The benefits of cars that drive themselves extend far beyond allowing drivers to focus on non-driving activities, like answering an email during rush hour. Self-driving cars have the potential to significantly reduce human-caused errors that can lead to accidents, such as changing lanes without looking, running through an intersection, or speeding. In addition, an autonomous vehicle can automatically find the fastest route to a destination, using real-time traffic data to adjust its route while helping to improve pedestrian safety and reducing carbon emissions.

Some futurists imagine a world with cars that drive themselves will have the same impact on the way we live that the transition from horses and wagons to automobiles had during the early 20th century. Car ownership may become passe as people prefer to order a car when they need it, which could bring both benefits (less land dedicated to parking) and drawbacks (more cars constantly on the road).

Self-driving cars: The roadblocks that lie ahead

Of course, there are several technical complexities that limit the ability of fully autonomous cars now, ranging from sensor capabilities to the algorithms required to know when to take emergency action.

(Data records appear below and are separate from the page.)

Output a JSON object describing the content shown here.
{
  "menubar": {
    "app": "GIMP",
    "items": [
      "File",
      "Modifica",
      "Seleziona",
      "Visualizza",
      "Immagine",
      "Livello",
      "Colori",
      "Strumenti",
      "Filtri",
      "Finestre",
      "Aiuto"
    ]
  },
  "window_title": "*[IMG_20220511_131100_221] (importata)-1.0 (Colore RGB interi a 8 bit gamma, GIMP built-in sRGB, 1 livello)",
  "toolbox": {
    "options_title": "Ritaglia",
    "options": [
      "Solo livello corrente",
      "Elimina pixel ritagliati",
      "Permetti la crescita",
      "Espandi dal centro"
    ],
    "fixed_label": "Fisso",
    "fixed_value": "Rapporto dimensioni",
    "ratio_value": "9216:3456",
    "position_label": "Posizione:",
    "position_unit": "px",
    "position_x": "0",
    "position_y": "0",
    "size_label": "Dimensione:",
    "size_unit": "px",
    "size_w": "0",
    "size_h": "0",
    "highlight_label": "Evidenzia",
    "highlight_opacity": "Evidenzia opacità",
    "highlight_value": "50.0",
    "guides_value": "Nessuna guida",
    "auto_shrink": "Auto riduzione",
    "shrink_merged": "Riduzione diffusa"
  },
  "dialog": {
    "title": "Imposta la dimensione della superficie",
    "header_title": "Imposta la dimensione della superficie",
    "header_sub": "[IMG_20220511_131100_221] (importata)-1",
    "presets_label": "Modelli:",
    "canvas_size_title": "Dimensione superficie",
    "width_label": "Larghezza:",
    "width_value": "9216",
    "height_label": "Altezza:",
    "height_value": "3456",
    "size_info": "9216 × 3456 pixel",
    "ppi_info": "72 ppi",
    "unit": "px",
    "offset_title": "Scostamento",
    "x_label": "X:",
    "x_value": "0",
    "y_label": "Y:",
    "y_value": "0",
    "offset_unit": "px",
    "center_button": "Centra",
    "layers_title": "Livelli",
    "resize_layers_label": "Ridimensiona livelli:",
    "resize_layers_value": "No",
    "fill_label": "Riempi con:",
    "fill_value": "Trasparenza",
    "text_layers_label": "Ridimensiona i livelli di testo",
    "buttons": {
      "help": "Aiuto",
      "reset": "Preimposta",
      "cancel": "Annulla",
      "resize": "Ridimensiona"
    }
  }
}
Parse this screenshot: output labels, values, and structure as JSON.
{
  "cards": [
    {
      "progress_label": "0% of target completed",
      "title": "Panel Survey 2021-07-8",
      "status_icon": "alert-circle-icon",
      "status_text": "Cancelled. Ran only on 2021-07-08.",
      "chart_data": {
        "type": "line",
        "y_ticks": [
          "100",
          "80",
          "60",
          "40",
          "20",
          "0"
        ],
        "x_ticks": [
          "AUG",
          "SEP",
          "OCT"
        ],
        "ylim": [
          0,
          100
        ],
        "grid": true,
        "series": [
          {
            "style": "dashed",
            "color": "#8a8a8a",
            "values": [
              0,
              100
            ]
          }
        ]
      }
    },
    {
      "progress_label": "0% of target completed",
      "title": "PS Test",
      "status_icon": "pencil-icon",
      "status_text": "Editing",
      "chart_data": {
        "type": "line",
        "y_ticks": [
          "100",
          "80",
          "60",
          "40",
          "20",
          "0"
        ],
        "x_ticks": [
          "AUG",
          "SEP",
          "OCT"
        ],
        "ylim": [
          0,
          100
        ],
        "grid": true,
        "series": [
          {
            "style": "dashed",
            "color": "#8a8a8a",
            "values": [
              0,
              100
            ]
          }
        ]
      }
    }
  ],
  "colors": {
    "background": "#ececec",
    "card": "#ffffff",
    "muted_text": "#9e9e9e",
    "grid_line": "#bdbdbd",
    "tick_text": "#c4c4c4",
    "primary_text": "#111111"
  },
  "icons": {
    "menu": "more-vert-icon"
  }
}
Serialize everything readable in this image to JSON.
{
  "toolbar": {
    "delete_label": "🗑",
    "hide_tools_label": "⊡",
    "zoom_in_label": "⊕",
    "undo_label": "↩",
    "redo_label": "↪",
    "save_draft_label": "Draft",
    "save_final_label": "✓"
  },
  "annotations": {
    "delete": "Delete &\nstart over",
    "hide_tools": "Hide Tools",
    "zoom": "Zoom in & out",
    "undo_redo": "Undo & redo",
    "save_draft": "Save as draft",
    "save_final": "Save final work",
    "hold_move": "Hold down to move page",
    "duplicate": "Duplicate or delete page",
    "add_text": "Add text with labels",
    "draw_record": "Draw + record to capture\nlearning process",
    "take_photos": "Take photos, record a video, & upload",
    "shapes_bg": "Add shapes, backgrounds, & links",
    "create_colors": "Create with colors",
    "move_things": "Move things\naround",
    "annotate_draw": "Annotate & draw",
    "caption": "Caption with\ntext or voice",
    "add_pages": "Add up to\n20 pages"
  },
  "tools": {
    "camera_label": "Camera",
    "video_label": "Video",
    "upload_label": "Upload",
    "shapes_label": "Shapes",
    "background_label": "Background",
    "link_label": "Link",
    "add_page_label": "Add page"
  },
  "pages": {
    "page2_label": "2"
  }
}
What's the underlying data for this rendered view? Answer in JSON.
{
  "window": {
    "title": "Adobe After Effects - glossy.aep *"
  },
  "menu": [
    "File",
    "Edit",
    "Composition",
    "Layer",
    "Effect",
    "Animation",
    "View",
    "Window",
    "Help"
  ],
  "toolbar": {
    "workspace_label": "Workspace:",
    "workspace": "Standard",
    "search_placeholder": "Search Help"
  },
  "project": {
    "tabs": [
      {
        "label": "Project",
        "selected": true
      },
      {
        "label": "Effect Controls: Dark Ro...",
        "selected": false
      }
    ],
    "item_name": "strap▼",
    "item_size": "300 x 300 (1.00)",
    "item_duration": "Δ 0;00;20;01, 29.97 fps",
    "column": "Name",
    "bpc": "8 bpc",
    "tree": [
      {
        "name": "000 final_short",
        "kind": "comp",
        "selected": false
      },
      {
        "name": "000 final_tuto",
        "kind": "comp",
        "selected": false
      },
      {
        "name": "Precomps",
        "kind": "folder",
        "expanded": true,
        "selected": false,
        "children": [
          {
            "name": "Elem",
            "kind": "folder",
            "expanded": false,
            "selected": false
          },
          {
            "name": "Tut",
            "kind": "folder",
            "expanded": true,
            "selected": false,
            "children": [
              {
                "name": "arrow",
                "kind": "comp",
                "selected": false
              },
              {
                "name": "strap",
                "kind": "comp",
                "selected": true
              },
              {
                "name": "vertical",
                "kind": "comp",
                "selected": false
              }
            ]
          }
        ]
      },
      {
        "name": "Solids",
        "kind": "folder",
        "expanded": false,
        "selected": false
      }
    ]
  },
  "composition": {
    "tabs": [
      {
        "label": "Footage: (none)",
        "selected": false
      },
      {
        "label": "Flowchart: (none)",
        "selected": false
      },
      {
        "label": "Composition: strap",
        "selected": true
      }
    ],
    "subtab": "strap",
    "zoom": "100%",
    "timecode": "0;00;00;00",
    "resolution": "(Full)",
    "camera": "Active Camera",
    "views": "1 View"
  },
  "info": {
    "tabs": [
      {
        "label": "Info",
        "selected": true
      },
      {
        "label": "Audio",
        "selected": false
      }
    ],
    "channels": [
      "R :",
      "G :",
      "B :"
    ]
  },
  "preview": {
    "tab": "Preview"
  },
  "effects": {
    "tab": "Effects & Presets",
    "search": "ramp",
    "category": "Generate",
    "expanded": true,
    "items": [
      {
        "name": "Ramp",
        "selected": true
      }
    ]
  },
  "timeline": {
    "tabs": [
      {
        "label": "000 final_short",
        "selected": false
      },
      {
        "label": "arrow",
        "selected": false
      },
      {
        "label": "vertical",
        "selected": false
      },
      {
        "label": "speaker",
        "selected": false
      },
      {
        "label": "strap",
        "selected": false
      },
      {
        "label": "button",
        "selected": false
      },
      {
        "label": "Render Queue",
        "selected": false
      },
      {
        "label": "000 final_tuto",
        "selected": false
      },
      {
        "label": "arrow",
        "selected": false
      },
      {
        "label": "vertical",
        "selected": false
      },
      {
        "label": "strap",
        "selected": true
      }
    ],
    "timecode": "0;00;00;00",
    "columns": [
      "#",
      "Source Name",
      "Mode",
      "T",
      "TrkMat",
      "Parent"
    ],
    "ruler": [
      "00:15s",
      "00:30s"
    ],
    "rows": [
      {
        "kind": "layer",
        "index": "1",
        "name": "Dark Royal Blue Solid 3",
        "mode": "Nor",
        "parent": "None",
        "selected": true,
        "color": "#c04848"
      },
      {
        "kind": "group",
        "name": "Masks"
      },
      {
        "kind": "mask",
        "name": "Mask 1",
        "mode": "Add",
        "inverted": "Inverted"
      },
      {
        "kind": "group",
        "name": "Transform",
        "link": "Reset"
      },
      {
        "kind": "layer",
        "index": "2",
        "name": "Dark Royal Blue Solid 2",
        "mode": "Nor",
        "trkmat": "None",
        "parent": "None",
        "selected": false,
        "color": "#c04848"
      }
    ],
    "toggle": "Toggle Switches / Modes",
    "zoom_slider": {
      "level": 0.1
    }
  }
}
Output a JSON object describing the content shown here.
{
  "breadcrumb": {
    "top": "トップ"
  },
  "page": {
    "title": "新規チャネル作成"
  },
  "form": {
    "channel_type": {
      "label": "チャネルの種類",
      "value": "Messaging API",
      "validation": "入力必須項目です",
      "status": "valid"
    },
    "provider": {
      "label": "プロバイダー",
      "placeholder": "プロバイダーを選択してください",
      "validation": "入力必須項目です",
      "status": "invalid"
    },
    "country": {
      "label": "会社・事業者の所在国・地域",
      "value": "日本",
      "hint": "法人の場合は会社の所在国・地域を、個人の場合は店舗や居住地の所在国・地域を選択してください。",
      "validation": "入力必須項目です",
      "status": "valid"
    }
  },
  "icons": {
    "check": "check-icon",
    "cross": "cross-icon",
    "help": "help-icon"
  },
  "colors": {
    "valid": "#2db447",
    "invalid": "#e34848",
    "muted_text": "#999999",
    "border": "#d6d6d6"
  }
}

Self-driving cars stand to benefit from 5G Ultra Wideband and 5G Edge, each of which is available in parts of select cities, which can help enable near-real time communication and cooperation among vehicles that process and share massive amounts of data among traffic lights, emergency vehicles, manufacturer computers and countless other connections. In addition, regulatory frameworks, insurance requirements and public confidence will all have a role to play in the speed of adoption for autonomous vehicles.

While hands-free driving is still in the future, the early stages of self-driving technology are available just around the corner at your local auto dealer. When switching from a completely manual vehicle to a car with self-driving technology, remember: it's an assistant, not a chauffeur. Just as spellcheck can make you a better writer but can't write an email for you, today's autonomous vehicles can help you drive safer—but you're still the driver. Don't give up your steering wheel quite yet.

Learn more about how Verizon's 5G Ultra Wideband can help fast-track self-driving cars.